━━━ Exercise input ━━━
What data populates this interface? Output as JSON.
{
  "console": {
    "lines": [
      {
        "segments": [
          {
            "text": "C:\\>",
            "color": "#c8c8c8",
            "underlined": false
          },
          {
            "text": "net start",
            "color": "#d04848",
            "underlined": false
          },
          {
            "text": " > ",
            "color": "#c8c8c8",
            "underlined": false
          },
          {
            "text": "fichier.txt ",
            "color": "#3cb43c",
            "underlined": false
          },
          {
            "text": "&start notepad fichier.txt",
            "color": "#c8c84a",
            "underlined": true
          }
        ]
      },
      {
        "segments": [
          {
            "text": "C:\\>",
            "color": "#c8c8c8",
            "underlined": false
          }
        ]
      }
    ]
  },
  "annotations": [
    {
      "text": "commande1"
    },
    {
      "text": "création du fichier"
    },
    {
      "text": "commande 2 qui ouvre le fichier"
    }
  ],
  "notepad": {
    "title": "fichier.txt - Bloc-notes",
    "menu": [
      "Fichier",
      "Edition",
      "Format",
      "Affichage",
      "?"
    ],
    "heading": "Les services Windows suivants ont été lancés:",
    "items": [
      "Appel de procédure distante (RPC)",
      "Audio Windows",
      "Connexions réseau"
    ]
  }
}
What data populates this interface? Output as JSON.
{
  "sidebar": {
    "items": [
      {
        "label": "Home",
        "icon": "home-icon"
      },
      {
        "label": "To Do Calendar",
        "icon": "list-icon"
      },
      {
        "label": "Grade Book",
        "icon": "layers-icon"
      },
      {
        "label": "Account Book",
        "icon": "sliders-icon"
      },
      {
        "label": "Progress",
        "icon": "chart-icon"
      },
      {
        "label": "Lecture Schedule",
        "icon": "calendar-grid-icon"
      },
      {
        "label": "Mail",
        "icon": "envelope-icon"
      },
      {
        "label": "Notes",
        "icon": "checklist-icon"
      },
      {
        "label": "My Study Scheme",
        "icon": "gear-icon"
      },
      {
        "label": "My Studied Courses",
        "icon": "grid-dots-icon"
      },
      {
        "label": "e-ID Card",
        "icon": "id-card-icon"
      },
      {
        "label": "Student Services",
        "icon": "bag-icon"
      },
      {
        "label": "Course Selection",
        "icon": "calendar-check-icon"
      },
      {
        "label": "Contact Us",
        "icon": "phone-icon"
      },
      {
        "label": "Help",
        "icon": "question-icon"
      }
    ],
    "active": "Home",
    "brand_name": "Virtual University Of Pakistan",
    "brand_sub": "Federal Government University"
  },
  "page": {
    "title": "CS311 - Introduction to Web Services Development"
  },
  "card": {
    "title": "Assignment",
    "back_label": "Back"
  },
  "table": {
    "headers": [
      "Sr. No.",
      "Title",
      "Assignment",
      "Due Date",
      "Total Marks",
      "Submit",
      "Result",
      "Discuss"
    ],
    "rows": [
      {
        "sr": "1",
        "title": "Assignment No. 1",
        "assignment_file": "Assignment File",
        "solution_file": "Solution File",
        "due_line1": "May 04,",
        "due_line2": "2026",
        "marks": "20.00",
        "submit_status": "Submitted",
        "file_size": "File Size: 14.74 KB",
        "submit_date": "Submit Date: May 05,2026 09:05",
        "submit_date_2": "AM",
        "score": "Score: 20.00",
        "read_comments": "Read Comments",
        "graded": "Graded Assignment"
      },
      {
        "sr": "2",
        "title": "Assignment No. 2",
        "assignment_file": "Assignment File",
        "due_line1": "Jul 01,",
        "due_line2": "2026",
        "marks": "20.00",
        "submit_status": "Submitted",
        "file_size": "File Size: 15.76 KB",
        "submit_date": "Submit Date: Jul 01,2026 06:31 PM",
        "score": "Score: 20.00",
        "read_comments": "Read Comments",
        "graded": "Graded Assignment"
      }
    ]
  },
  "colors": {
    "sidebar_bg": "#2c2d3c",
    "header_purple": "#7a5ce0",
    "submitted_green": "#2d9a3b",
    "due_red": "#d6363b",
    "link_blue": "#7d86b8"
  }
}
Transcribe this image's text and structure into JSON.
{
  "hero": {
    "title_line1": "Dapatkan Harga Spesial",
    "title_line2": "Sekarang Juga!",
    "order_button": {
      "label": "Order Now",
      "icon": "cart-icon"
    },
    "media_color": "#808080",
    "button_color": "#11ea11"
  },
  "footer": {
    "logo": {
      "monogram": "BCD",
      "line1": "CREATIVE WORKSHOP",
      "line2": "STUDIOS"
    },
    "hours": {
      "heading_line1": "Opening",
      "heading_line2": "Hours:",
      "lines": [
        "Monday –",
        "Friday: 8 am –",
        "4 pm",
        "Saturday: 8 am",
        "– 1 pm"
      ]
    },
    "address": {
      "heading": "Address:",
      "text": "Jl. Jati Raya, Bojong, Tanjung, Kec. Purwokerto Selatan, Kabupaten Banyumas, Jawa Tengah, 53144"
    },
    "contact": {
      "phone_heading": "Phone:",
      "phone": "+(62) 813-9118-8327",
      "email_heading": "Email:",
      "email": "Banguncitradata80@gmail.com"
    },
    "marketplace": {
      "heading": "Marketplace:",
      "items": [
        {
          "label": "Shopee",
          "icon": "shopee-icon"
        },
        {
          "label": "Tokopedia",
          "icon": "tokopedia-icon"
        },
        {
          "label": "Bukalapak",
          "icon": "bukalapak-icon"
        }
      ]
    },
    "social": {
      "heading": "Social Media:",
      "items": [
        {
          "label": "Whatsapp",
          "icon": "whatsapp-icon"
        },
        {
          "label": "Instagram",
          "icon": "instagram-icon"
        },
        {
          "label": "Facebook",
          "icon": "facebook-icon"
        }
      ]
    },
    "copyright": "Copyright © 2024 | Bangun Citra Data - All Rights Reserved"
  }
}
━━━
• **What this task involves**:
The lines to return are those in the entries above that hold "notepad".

• **Answer below**:
            "text": "&start notepad fichier.txt",
  "notepad": {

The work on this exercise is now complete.